To do:
Would you return the material below exactly, with no line left out?

Records for this exercise:

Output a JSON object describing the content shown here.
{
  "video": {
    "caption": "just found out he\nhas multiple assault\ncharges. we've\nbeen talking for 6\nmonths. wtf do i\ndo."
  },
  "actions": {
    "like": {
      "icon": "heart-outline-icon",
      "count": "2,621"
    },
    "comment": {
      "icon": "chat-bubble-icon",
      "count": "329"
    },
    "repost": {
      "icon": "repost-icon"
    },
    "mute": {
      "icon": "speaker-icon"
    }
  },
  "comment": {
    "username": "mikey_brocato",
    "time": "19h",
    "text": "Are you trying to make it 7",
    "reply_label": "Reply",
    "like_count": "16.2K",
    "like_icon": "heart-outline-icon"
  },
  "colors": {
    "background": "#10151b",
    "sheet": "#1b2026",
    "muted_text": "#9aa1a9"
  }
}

Result:
Output a JSON object describing the content shown here.
{
  "video": {
    "caption": "just found out he\nhas multiple assault\ncharges. we've\nbeen talking for 6\nmonths. wtf do i\ndo."
  },
  "actions": {
    "like": {
      "icon": "heart-outline-icon",
      "count": "2,621"
    },
    "comment": {
      "icon": "chat-bubble-icon",
      "count": "329"
    },
    "repost": {
      "icon": "repost-icon"
    },
    "mute": {
      "icon": "speaker-icon"
    }
  },
  "comment": {
    "username": "mikey_brocato",
    "time": "19h",
    "text": "Are you trying to make it 7",
    "reply_label": "Reply",
    "like_count": "16.2K",
    "like_icon": "heart-outline-icon"
  },
  "colors": {
    "background": "#10151b",
    "sheet": "#1b2026",
    "muted_text": "#9aa1a9"
  }
}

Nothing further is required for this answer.